The energy was at least doubled on race day, when as many as 100 people — Scouts, Scout leaders and Scouting families — gathered in the commons at Davey Jackson Elementary, one of only two or three times a year the valley’s five packs gather as a whole.
The crowd flanked the 32-foot-long track, competitors in their uniforms on one side, their families and friends seated on the other. On a table at the starting end of the course sat two computers and a handmade timing device that clocked the car on each of the track’s four lanes down to a thousandth of a second.
Brown, Kirkpatrick and a handful of others began setting up the night before, putting in four or five hours before knocking off. They returned at about 7 a.m. Saturday to finish in time for the 8 a.m. start of racing.
The Scouts first competed within packs. Den Leader Nicole Danby kept up a lively patter as she announced racers in each heat and led cheers. After the cars were carefully places on the track, she counted down — “Five, four, three, two, one” — and the computerized system dropped the restraining pegs in all four lanes simultaneously, ensuring a fair start for each racer.
Heats were over in 2.5 seconds or less, with cars reaching the equivalent of more than 190 miles an hour. Times were projected on a screen for all to see.
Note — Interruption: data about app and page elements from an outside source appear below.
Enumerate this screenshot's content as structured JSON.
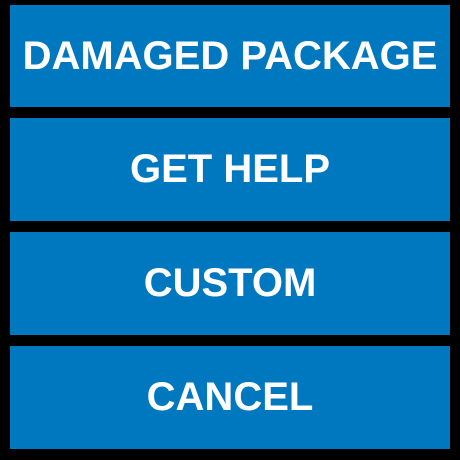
{
  "menu": {
    "items": [
      {
        "label": "DAMAGED PACKAGE"
      },
      {
        "label": "GET HELP"
      },
      {
        "label": "CUSTOM"
      },
      {
        "label": "CANCEL"
      }
    ]
  },
  "colors": {
    "background": "#000000",
    "button": "#0078bf",
    "text": "#ffffff"
  }
}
Winners of these heats went on to districts, held the afternoon. Champions, decided by a total of eight races, won trophies that Rich Reese and Gary and Linda Edington made from native elk antlers, the very sort the Cubs gather each spring for the annual Elk Antler Auction. The long day of racing wrapped up around 7 p.m.
The race wasn’t always so smooth, Kirkpatrick said. Back in 1989, there was no accurate timing system — winners were declared by who appeared to cross the finish line first — and “all manner of arguments” ensued, he said.
Eric Bodily and Mark Speth put the arguments to an end by designing the high-tech system used ever since. It’s been modified and refined over the years, including the computer timing program Speth wrote.
“And now we can display times through a projector,” Kirkpatrick said, “so everyone can see the results.”
In pinewood derby racing, as in a lot of things in life, some kids come in first and some come in last.
“Every year, there are boys in tears,” Carlson said, “but everyone walks away with something.”
One of the big goals of the derby is to give boys a project to work on with their parent or another adult.
“There’s the satisfaction of having built something and then watching it run down the track,” Kirkpatrick said. “It’s wonderful to come in first, but for the young man who didn’t, it’s still wonderful.”